Germany and ODF
As we recently came to discover, Germany is among the faster adopters of OpenDocument format [1, 2]. As more proof of this, consider yesterday’s new evidence of increased vendor support for OpenOffice.org. In addition, remember the consultancy which was built around KOffice, specifically in Germany. The ball is rolling.
Red Hat on ODF
Red Hat speaks about OOXML and ISO. It remains very apathetic towards OOXML, no matter the outcome Microsoft bought for itself.
ODF is a simpler format that is easier to process, and less tied to legacy issues found in Microsoft office software. Open source office software is available for ODF formats. Red Hat, like many open source companies, will continue to support ODF and encourage governments to adopt ODF instead of OOXML.

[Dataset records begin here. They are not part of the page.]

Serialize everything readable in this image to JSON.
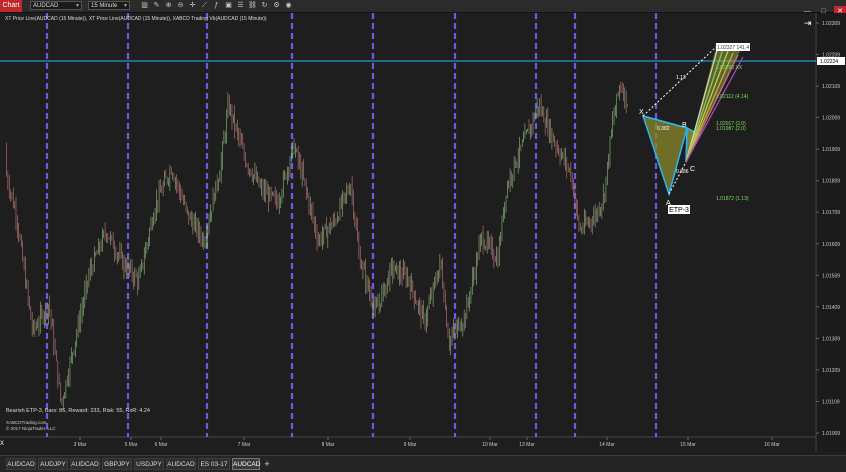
{
  "toolbar": {
    "chart_label": "Chart",
    "instrument": "AUDCAD",
    "interval": "15 Minute"
  },
  "indicator_line": "XT Price Line(AUDCAD (15 Minute)), XT Price Line(AUDCAD (15 Minute)), XABCD Trading Vb(AUDCAD (15 Minute))",
  "stats_line": "Bearish ETP-3, Bars: 86, Reward: 233, Risk: 55, RxR: 4.24",
  "site": "XABCDTrading.com",
  "copyright": "© 2017 NinjaTrader, LLC",
  "close_panel": "X",
  "pattern_labels": {
    "x": "X",
    "a": "A",
    "b": "B",
    "c": "C",
    "name": "ETP-3",
    "target_top": "1.02327 141.4",
    "lvl1": "1.02250 XX",
    "lvl2": "1.02112 (4.14)",
    "lvl3": "1.02017 (2.0)",
    "lvl4": "1.01987 (2.0)",
    "lvl5": "1.01872 (1.13)",
    "ratio1": "1.13",
    "ratio2": "0.382",
    "ratio3": "0.886"
  },
  "chart_data": {
    "type": "candlestick",
    "y_ticks": [
      "1.02309",
      "1.02209",
      "1.02109",
      "1.02009",
      "1.01909",
      "1.01809",
      "1.01709",
      "1.01609",
      "1.01509",
      "1.01409",
      "1.01309",
      "1.01209",
      "1.01109",
      "1.01009"
    ],
    "ylim": [
      1.01009,
      1.02309
    ],
    "current_price": "1.02224",
    "x_ticks": [
      "3 Mar",
      "5 Mar",
      "6 Mar",
      "7 Mar",
      "8 Mar",
      "9 Mar",
      "10 Mar",
      "13 Mar",
      "14 Mar",
      "15 Mar",
      "16 Mar"
    ],
    "session_separator_count": 18,
    "trend_path": [
      [
        0.0,
        1.0191
      ],
      [
        0.02,
        1.017
      ],
      [
        0.04,
        1.0133
      ],
      [
        0.06,
        1.0142
      ],
      [
        0.075,
        1.011
      ],
      [
        0.09,
        1.0128
      ],
      [
        0.11,
        1.0152
      ],
      [
        0.13,
        1.0165
      ],
      [
        0.15,
        1.0155
      ],
      [
        0.17,
        1.0149
      ],
      [
        0.19,
        1.0173
      ],
      [
        0.21,
        1.0185
      ],
      [
        0.23,
        1.017
      ],
      [
        0.25,
        1.0162
      ],
      [
        0.27,
        1.0185
      ],
      [
        0.28,
        1.0205
      ],
      [
        0.3,
        1.0188
      ],
      [
        0.32,
        1.0178
      ],
      [
        0.34,
        1.0174
      ],
      [
        0.36,
        1.0192
      ],
      [
        0.37,
        1.0183
      ],
      [
        0.39,
        1.0162
      ],
      [
        0.41,
        1.0168
      ],
      [
        0.43,
        1.018
      ],
      [
        0.44,
        1.0157
      ],
      [
        0.46,
        1.0139
      ],
      [
        0.48,
        1.0153
      ],
      [
        0.5,
        1.015
      ],
      [
        0.52,
        1.0136
      ],
      [
        0.54,
        1.0155
      ],
      [
        0.55,
        1.013
      ],
      [
        0.57,
        1.0138
      ],
      [
        0.59,
        1.0163
      ],
      [
        0.61,
        1.0156
      ],
      [
        0.62,
        1.0178
      ],
      [
        0.63,
        1.0186
      ],
      [
        0.65,
        1.0198
      ],
      [
        0.66,
        1.0205
      ],
      [
        0.68,
        1.0193
      ],
      [
        0.7,
        1.0183
      ],
      [
        0.71,
        1.0165
      ],
      [
        0.73,
        1.017
      ],
      [
        0.74,
        1.0176
      ],
      [
        0.75,
        1.0198
      ],
      [
        0.76,
        1.0212
      ],
      [
        0.77,
        1.0205
      ]
    ],
    "x_fraction_note": ""
  },
  "tabs": [
    "AUDCAD",
    "AUDJPY",
    "AUDCAD",
    "GBPJPY",
    "USDJPY",
    "AUDCAD",
    "ES 03-17",
    "AUDCAD"
  ],
  "active_tab": 7,
  "add_tab": "+",
  "colors": {
    "background": "#1e1e1e",
    "price_line": "#29b6f6",
    "session_separator": "#6b5be6",
    "candle_up": "#8fbf7f",
    "candle_down": "#c27c7c",
    "pattern_fill": "#8a8a2a",
    "target_text": "#7be05b"
  }
}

Texas Hears from ODF Supporter
Texas was among the states that were prepared to make pro-ODF legislation [1, 2, 3, 4], only to find itself caving to systematic lobbying campaigns and bald-faced bullying. It may be considered “old news” by now, but it doesn’t lessen the seriousness of Microsoft’s actions, which must never be seen as less severe. Microsoft’s aggressive battle against ODF has gone on for quite some time. Only a single company (and those whom it paid) could afford to fight an entire industry, academic institutes and even governments, all of whom fostered real standards rather than an application (Microsoft Office)
Andy Updegrove, whose only interest is to protect standards and permit competition to exist, spoke in Texas about the considerations at hand.
I believe that it is important that we recognize the concept of what I will refer to as “Civil ICT Rights” – rights such as freedom of speech, and freedom of association, that we increasingly exercise on line, rather than in person. I am happy to report to you that certain interoperability standards can play an essential role in guaranteeing our Civil ICT Rights. Not surprisingly, I call such standards “Civil ICT Standards.” By adopting the right standards, the State can help ensure that any citizen, anytime, and from anywhere, can interact with her government electronically – even with many modern cell phones.
For those who favour videos (and can tolerate Adobe Flash), below are a couple from last year. █